═════ RECORDS FOR THIS TASK ═════

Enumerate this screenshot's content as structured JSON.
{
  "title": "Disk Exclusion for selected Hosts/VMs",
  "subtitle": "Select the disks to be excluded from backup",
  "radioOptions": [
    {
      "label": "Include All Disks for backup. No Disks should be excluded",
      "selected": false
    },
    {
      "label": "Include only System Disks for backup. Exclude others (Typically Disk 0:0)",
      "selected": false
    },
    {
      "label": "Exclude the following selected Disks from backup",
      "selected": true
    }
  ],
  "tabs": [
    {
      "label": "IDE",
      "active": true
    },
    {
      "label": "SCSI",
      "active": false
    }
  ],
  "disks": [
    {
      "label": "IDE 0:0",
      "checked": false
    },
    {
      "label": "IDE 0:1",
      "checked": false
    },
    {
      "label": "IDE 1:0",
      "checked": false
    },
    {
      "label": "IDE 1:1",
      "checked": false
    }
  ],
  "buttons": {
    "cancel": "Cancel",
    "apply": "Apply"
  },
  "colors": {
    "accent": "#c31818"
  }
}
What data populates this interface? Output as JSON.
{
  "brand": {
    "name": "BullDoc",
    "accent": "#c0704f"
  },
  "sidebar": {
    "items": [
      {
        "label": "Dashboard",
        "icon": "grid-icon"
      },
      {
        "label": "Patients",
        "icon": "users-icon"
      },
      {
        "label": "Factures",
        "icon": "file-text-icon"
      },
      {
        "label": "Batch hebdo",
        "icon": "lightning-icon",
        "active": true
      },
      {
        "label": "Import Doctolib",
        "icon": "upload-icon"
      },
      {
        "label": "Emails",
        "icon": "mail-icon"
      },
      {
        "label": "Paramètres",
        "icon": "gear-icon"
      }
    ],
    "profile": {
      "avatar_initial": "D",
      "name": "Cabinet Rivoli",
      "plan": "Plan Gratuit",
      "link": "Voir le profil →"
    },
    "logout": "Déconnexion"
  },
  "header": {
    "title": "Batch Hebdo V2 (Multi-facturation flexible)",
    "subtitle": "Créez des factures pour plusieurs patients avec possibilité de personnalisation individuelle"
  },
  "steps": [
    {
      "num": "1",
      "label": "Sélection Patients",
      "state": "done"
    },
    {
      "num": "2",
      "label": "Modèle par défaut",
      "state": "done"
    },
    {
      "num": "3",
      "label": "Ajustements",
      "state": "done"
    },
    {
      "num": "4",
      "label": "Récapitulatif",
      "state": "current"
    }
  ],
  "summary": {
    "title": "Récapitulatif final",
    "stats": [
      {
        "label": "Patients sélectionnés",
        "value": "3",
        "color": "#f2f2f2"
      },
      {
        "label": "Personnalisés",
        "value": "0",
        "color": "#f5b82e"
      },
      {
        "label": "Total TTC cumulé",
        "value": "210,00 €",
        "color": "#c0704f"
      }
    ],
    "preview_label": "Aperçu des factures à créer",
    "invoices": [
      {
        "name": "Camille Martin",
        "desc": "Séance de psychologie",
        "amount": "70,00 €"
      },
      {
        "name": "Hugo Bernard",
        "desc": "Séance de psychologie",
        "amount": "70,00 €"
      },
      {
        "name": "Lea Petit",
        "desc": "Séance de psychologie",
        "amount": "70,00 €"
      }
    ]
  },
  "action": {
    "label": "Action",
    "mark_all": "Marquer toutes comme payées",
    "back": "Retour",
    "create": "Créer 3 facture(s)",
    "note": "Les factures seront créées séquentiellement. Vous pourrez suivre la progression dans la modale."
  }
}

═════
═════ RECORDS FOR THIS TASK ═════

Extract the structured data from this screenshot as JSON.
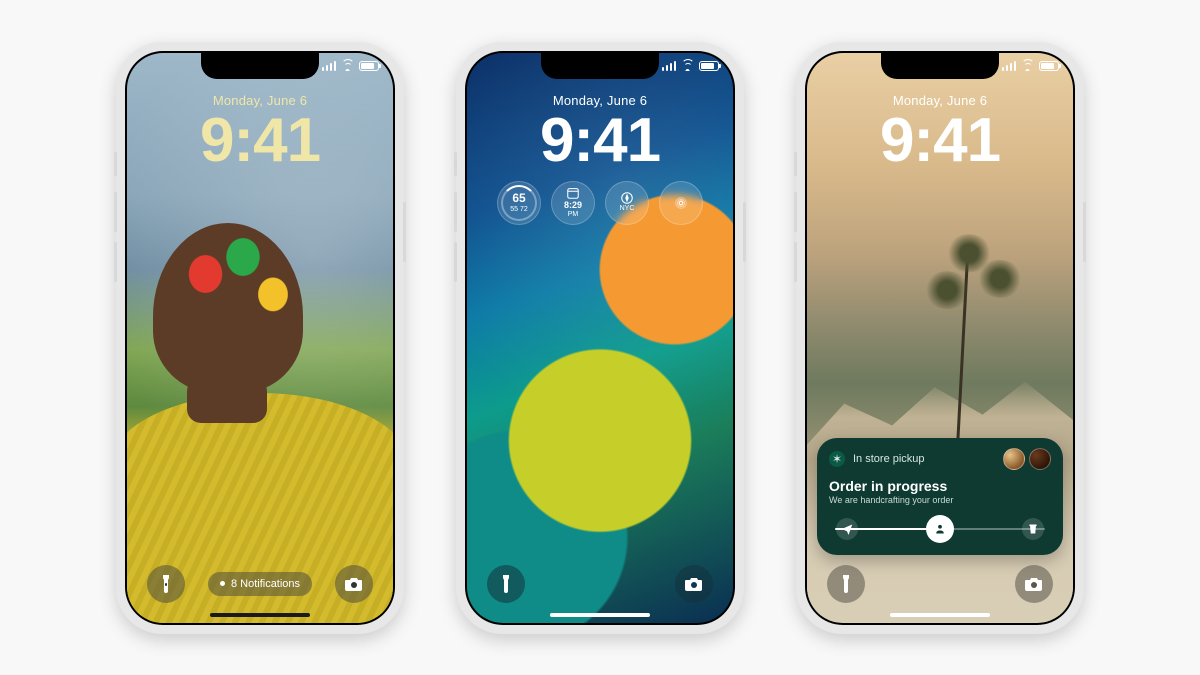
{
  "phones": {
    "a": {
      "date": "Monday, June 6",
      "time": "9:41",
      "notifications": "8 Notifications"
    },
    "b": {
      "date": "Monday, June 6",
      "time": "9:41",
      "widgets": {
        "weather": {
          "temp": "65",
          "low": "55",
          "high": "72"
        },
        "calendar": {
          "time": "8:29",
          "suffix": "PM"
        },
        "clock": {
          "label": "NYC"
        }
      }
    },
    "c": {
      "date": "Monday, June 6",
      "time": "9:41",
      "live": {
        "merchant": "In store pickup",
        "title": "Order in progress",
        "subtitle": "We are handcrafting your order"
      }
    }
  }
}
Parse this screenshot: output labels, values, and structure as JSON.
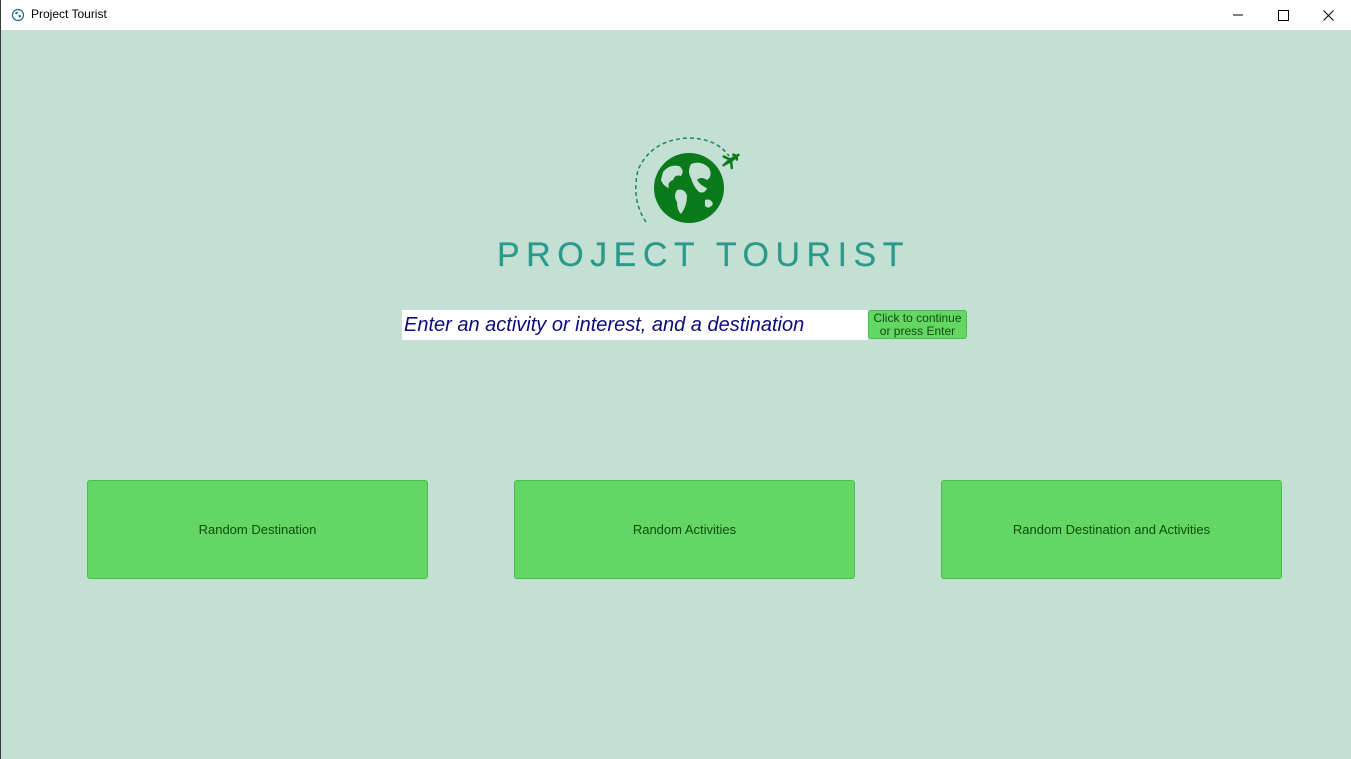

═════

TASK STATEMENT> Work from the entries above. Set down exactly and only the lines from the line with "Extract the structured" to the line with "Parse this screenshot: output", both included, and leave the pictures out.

WORKED SOLUTION>
Extract the structured data from this screenshot as JSON.
{
  "phones": {
    "a": {
      "date": "Monday, June 6",
      "time": "9:41",
      "notifications": "8 Notifications"
    },
    "b": {
      "date": "Monday, June 6",
      "time": "9:41",
      "widgets": {
        "weather": {
          "temp": "65",
          "low": "55",
          "high": "72"
        },
        "calendar": {
          "time": "8:29",
          "suffix": "PM"
        },
        "clock": {
          "label": "NYC"
        }
      }
    },
    "c": {
      "date": "Monday, June 6",
      "time": "9:41",
      "live": {
        "merchant": "In store pickup",
        "title": "Order in progress",
        "subtitle": "We are handcrafting your order"
      }
    }
  }
}
Parse this screenshot: output labels, values, and structure as JSON.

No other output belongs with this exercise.